  • Abstract: This is a study of "media effects" on American public opinion. It begins with a clear‐headed review of the debate about the "hypodermic model" of strong persuasive effects versus "minimal effects," of the shift of interest to agenda setting, priming, and framing effects. What it misses, however, is what we know from regular media reports of survey results and the history, for example, in Benjamin Page and Robert Shapiro's The Rational Public (1992), that aggregate public opinion changes for understandable reasons, even in cases of short‐term fluctuations, in a manner related to new information typically found in the news media. John Zaller emphasizes in The Nature and Origins of Mass Opinion (1992) that this news impact is most likely to occur when it reflects elite‐level agreement, in contrast to ideological or partisan disagreement that would lead the opinions of Democrats and Republicans in the mass public to diverge. Though originating from leaders, these are media effects that have changed in recent years in the sense that there has been increasing partisan divergence among the public across a full array of policy issues. This divergence has followed ideological polarization at the elite level since the 1970s, and it is the motivation for Kevin Arceneaux and Martin Johnson's excellent book.

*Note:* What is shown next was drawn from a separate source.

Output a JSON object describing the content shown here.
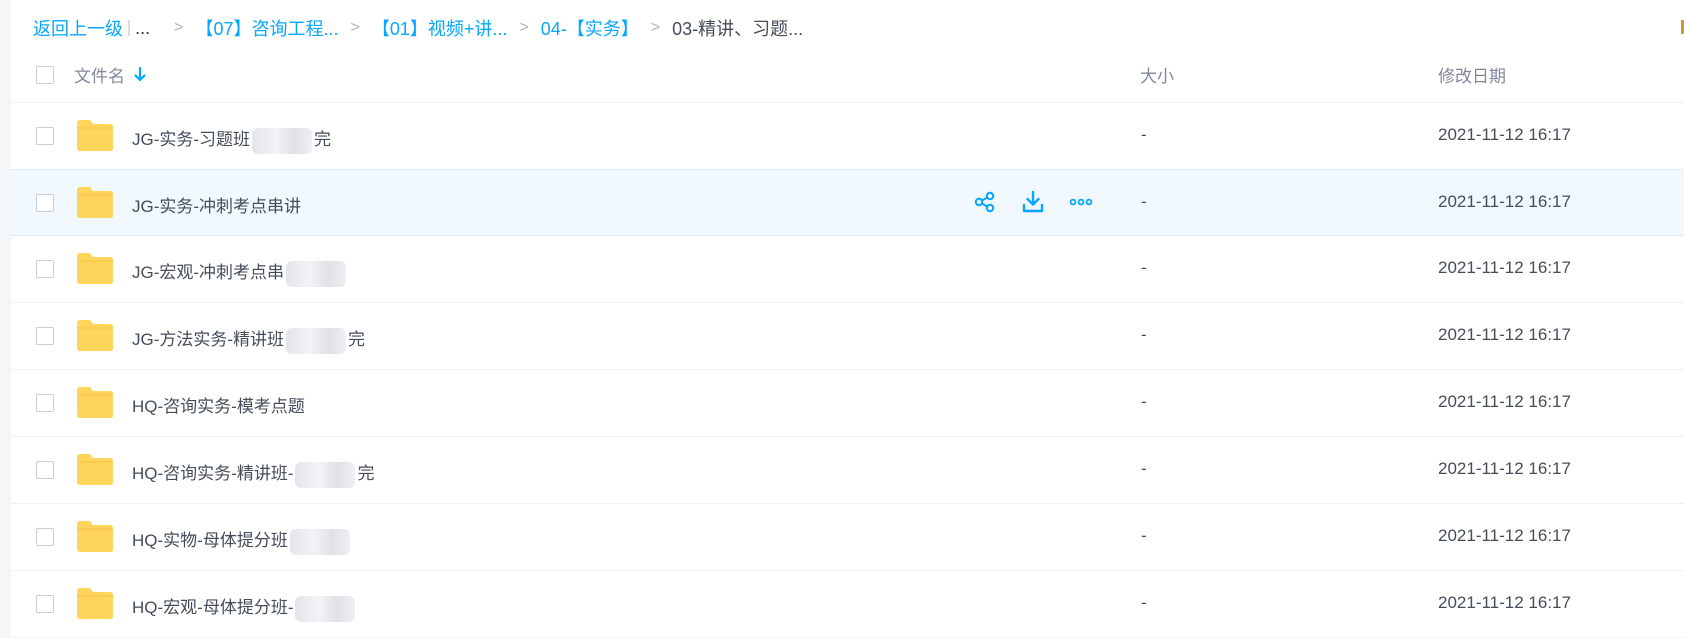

  • Author: Matthew J. Dickinson
  • Publication Date: 09-2014
  • Content Type: Journal Article
  • Journal: Political Science Quarterly
  • Institution: Academy of Political Science
  • Abstract: In his study of the leadership style exhibited by six presidents, James Polk, Zachary Taylor, Millard Fillmore, Franklin Pierce, James Buchanan, and Abraham Lincoln, Fred Greenstein applies the analytic scheme he first unveiled in The Presidential Difference to explain how the decisions that these men made in the critical period 1846–1861 led to the Civil War. Greenstein argues that their actions, beginning with Polk's ill-fated decision to provoke a war with Mexico, formed a funnel of causality that increasingly limited the options of their successors when dealing with the slavery issue, so that when Lincoln took office, it was impossible to keep the Union together short of military conflict. In addition to addressing a significant period in American history, Greenstein's choice of topic has the added virtue of shining a spotlight on a group of presidents who, with the exception of Lincoln, tend to be overlooked in the history books. To be sure, this is not a revisionist study; Greenstein's analysis is unlikely to change anyone's assessment of these six presidents in terms of their historical rankings (although I admit to coming away with a slightly greater appreciation for Millard Fillmore's presidency).
  • Topic: War
  • Political Geography: America